%%

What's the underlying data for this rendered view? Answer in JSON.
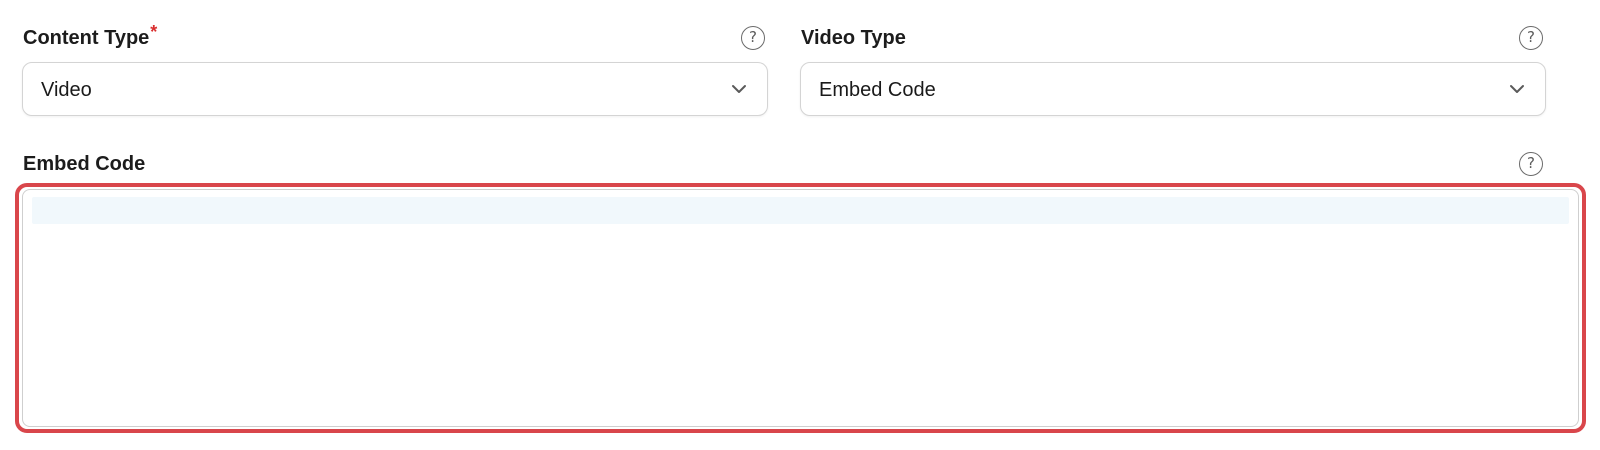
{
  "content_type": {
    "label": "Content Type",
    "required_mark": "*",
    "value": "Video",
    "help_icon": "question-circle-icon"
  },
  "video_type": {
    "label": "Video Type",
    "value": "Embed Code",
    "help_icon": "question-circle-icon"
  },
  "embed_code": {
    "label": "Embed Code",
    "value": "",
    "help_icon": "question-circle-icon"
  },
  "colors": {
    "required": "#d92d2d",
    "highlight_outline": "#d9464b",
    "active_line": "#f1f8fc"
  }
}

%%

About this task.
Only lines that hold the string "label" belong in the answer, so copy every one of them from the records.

Solution for this exercise.
    "label": "Content Type",
    "label": "Video Type",
    "label": "Embed Code",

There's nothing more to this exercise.